Exploring how to apply lessons learned from the successful challenge to the federal Defense of Marriage Act (DOMA), not only to ongoing marriage equality work but also reproductive rights work, is a productive and important endeavor, given the similarities between the two. An overarching similarity is that the two movements are grounded in many of the same core values: valuing human dignity, personal decision-making, and fairness. As the plurality opinion by Justices O’Connor, Kennedy, and Souter in Planned Parenthood of Southeastern Pennsylvania v. Casey states:

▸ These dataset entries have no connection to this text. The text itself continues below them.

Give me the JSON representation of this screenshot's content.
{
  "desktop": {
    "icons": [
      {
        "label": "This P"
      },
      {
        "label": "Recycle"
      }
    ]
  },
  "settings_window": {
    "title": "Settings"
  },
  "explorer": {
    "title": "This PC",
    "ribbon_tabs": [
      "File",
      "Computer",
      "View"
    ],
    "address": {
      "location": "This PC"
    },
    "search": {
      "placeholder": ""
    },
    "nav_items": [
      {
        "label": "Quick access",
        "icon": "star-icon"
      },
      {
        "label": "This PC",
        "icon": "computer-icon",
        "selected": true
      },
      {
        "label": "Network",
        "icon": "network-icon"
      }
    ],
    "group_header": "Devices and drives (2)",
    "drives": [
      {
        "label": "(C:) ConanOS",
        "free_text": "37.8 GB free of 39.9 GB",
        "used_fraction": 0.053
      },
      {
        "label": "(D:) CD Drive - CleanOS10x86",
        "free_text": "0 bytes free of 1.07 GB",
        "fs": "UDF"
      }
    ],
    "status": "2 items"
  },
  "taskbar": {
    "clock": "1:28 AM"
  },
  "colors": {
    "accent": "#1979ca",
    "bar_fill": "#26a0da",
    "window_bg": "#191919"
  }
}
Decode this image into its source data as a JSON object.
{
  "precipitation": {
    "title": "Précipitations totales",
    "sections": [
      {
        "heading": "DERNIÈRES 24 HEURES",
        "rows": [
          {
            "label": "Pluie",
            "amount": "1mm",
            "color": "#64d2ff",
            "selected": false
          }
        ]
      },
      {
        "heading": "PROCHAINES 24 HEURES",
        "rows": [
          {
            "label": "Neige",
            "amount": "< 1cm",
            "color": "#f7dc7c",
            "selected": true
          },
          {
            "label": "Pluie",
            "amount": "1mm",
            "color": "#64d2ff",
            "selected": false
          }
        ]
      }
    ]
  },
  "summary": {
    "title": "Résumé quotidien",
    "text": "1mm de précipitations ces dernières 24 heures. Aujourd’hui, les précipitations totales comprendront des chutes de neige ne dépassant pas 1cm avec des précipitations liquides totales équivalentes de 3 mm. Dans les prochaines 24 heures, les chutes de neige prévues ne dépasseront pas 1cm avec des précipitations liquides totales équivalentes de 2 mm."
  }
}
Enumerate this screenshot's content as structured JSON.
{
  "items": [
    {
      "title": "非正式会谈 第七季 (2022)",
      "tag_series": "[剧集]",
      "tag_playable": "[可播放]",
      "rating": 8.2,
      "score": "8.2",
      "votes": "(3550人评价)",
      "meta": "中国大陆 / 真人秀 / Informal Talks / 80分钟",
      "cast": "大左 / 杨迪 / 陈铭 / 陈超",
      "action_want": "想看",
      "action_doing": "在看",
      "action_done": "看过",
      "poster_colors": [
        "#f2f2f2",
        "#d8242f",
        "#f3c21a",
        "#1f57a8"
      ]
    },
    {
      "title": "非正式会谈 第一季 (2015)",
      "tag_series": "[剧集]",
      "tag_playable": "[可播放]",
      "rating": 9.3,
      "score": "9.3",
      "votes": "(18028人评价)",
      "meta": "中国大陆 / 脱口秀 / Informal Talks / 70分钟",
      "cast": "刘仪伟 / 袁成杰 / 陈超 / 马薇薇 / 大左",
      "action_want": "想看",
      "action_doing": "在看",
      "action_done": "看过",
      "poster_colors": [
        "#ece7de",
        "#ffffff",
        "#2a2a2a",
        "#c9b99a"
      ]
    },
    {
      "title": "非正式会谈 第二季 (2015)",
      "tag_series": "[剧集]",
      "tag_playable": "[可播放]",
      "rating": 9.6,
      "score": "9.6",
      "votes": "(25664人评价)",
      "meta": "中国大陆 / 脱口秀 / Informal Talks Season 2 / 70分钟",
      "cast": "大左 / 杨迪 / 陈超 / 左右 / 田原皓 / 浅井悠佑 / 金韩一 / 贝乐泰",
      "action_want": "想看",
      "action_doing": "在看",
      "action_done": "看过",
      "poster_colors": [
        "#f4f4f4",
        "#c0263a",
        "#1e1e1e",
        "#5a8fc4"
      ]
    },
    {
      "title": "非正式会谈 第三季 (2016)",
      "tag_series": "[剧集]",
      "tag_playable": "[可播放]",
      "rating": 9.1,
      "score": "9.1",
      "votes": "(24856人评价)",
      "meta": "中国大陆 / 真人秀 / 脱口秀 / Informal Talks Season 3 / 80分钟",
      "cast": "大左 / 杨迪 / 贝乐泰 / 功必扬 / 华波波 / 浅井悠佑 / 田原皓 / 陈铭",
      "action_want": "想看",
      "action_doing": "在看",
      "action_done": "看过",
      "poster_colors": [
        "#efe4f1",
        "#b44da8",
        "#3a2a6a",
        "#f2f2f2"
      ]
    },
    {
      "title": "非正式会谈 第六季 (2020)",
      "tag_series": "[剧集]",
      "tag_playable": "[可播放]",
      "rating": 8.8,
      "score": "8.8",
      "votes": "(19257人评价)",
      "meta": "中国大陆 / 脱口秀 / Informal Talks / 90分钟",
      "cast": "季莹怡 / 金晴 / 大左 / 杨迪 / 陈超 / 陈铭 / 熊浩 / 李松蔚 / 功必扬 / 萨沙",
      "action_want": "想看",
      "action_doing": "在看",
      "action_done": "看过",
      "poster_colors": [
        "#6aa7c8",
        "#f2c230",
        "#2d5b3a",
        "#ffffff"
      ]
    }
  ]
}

Our cases recognize “the right of the individual, married or single, to be free from unwarranted governmental intrusion into matters so fundamen- tally affecting a person as the decision whether to bear or beget a child.” Our precedents “have respected the private realm of family life which the state cannot enter.” These matters, involving the most intimate and per- sonal choices a person may make in a lifetime, choices central to personal dignity and autonomy, are central to the liberty protected by the Four- teenth Amendment. At the heart of liberty is the right to define one’s own concept of existence, of meaning, of the universe, and of the mystery of human life. Beliefs about these matters could not define the attributes of personhood were they formed under compulsion of the State.